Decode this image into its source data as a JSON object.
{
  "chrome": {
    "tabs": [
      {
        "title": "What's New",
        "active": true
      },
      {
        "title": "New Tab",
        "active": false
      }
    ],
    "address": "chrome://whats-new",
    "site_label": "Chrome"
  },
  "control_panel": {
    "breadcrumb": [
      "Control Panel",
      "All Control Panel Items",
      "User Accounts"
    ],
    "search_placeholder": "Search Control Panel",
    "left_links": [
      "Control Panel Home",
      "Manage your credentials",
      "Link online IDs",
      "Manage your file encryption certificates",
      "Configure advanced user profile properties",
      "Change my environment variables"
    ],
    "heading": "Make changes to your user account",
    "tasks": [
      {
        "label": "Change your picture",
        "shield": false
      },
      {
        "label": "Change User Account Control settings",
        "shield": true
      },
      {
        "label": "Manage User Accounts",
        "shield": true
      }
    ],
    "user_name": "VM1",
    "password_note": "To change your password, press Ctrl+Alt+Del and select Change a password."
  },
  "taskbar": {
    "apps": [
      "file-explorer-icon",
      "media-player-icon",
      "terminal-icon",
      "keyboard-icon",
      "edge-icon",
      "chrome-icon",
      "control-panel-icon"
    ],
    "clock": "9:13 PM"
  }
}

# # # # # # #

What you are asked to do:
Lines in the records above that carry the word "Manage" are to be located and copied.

Exercise response:
      "Manage your credentials",
      "Manage your file encryption certificates",
        "label": "Manage User Accounts",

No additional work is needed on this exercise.